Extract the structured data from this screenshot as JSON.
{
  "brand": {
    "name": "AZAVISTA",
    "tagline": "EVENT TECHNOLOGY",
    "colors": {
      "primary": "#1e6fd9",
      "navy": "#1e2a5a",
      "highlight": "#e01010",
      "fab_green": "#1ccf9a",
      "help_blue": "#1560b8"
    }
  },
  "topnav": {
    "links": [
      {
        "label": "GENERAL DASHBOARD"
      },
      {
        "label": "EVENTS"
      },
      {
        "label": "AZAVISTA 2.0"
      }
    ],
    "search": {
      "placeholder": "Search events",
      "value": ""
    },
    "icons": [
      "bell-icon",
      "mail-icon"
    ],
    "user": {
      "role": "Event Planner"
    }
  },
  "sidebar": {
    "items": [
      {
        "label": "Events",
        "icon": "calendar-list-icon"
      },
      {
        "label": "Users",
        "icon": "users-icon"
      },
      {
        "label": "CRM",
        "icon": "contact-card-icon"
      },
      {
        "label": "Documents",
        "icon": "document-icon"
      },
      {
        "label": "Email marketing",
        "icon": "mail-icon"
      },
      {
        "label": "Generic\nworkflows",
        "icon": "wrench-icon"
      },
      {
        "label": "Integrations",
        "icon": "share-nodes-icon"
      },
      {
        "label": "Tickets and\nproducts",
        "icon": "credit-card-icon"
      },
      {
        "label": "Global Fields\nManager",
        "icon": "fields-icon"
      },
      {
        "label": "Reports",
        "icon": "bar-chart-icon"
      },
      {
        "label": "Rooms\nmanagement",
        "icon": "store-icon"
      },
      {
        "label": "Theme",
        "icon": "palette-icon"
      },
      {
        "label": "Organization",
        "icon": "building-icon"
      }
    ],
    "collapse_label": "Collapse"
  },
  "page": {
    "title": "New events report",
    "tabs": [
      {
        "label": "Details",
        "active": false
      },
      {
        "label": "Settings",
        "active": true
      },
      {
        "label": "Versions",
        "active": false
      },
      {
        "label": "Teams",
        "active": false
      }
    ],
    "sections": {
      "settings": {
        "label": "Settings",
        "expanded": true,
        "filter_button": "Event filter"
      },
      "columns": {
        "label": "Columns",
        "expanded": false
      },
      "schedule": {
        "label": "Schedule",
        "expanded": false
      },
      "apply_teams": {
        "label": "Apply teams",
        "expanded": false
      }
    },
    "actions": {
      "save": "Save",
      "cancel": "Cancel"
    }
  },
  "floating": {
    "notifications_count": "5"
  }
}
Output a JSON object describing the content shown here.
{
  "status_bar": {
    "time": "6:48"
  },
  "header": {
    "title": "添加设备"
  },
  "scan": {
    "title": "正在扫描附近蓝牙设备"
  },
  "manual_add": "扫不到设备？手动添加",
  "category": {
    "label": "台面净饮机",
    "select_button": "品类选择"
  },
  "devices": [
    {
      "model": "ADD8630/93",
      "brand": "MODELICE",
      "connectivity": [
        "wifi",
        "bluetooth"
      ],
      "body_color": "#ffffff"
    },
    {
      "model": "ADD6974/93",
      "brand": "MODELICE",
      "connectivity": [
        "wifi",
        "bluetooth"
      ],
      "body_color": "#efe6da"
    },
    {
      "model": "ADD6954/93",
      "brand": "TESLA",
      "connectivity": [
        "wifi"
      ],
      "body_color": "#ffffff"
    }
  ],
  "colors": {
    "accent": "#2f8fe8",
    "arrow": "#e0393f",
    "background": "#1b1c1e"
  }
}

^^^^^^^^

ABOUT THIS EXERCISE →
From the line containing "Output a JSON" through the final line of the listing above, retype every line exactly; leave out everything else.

SOLUTION FOR THIS EXERCISE →
Output a JSON object describing the content shown here.
{
  "status_bar": {
    "time": "6:48"
  },
  "header": {
    "title": "添加设备"
  },
  "scan": {
    "title": "正在扫描附近蓝牙设备"
  },
  "manual_add": "扫不到设备？手动添加",
  "category": {
    "label": "台面净饮机",
    "select_button": "品类选择"
  },
  "devices": [
    {
      "model": "ADD8630/93",
      "brand": "MODELICE",
      "connectivity": [
        "wifi",
        "bluetooth"
      ],
      "body_color": "#ffffff"
    },
    {
      "model": "ADD6974/93",
      "brand": "MODELICE",
      "connectivity": [
        "wifi",
        "bluetooth"
      ],
      "body_color": "#efe6da"
    },
    {
      "model": "ADD6954/93",
      "brand": "TESLA",
      "connectivity": [
        "wifi"
      ],
      "body_color": "#ffffff"
    }
  ],
  "colors": {
    "accent": "#2f8fe8",
    "arrow": "#e0393f",
    "background": "#1b1c1e"
  }
}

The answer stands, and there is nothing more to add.